### Source data ###

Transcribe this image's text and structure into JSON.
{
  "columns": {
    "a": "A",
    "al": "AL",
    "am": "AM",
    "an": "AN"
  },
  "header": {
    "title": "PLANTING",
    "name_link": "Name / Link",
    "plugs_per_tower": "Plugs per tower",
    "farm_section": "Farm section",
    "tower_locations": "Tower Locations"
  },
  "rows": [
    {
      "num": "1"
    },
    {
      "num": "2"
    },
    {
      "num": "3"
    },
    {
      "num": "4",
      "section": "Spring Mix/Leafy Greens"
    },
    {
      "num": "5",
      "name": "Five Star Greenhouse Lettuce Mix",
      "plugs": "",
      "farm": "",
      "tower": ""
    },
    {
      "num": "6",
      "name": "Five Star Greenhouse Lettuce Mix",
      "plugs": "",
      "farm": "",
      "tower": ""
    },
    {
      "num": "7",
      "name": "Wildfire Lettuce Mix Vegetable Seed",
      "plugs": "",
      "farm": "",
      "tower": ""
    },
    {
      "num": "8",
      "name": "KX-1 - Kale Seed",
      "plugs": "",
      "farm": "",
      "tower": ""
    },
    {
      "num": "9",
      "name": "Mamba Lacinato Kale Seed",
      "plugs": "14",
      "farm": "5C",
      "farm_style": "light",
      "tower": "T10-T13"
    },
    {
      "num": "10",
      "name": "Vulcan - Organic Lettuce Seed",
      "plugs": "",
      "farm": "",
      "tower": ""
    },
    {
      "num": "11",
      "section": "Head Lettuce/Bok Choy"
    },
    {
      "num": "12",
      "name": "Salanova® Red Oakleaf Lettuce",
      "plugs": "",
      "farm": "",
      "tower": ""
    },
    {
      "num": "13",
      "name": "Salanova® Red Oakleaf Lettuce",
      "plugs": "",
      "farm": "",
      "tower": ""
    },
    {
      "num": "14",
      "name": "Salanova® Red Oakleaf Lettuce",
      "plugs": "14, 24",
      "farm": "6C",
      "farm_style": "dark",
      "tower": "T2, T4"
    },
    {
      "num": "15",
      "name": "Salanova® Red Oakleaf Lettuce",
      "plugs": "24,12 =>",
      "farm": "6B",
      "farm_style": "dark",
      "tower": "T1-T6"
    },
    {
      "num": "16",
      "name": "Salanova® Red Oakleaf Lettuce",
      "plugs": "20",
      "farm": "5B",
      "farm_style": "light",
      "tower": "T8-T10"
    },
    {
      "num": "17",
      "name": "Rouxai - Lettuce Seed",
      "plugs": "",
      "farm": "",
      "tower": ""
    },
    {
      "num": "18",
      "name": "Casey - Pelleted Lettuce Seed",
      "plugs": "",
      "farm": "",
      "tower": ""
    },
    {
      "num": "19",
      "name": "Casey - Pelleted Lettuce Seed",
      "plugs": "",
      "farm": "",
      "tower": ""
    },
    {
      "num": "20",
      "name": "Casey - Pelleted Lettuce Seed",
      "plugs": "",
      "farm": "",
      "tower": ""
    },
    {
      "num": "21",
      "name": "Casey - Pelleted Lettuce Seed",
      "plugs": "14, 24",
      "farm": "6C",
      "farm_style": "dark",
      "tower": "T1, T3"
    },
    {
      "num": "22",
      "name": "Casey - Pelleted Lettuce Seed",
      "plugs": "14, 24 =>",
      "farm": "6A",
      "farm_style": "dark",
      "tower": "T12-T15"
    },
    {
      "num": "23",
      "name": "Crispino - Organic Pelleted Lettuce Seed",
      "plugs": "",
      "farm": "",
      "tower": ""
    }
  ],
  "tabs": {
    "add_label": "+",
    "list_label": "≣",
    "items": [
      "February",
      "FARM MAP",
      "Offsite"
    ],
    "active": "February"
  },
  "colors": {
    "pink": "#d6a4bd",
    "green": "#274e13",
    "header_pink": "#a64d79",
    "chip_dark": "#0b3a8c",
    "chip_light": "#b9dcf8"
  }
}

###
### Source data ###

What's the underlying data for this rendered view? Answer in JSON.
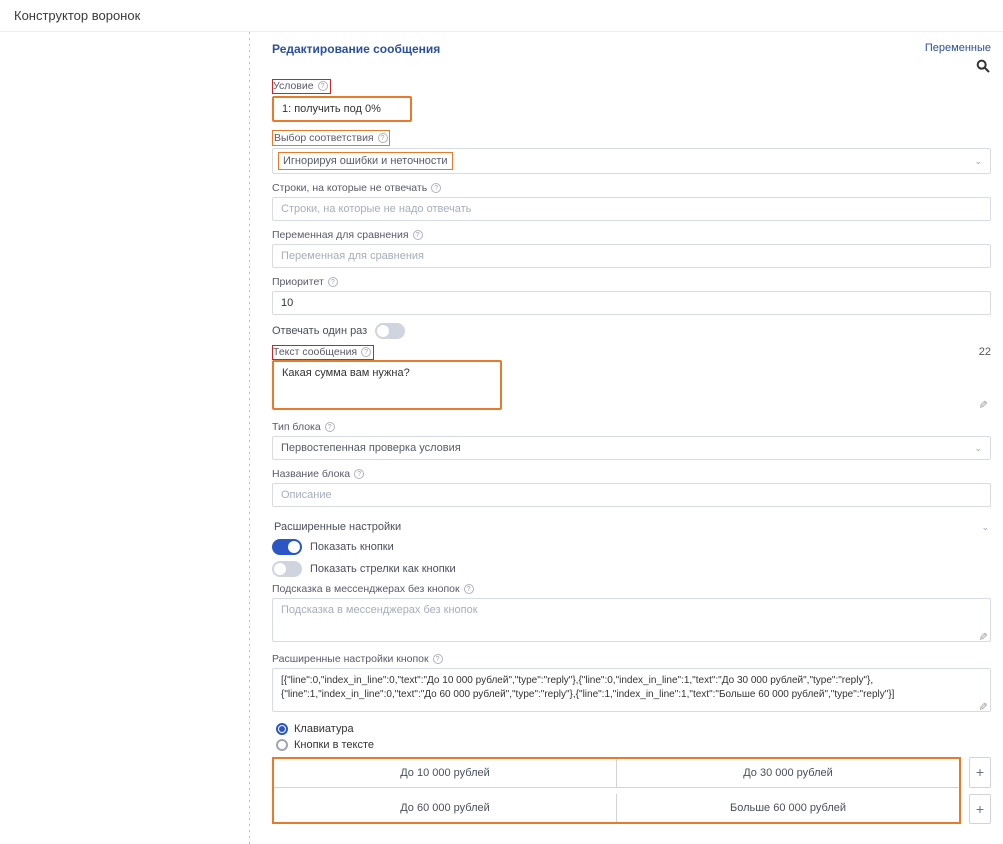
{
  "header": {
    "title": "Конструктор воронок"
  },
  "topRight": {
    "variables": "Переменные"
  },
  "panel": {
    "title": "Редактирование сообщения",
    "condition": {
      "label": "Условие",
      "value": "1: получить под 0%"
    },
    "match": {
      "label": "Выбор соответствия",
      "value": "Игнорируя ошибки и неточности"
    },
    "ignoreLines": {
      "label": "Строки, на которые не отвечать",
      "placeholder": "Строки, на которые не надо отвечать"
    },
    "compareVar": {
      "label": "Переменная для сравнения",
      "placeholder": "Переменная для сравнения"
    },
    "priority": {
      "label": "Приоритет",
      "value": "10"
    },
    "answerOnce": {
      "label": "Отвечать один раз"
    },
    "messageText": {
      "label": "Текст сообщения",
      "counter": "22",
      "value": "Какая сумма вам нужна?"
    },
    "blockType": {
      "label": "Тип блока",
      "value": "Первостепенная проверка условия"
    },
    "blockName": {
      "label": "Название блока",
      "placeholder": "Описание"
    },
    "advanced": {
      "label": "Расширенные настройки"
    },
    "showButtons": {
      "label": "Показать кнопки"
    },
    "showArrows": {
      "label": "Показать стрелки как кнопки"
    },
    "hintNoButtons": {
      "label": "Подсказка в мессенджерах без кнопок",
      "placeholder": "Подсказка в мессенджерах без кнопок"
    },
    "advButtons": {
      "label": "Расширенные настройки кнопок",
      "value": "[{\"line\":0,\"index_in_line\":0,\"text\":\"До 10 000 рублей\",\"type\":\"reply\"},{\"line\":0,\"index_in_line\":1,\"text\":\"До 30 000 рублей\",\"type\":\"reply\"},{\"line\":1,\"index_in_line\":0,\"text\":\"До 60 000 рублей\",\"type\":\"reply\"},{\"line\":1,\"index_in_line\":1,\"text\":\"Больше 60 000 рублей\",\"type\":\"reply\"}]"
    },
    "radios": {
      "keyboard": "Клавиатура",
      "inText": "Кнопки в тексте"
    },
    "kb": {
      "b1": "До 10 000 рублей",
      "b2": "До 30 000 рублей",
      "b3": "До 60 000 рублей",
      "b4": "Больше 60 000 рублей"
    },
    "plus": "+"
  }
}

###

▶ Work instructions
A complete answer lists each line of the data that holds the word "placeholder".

▶ Written solution
      "placeholder": "Строки, на которые не надо отвечать"
      "placeholder": "Переменная для сравнения"
      "placeholder": "Описание"
      "placeholder": "Подсказка в мессенджерах без кнопок"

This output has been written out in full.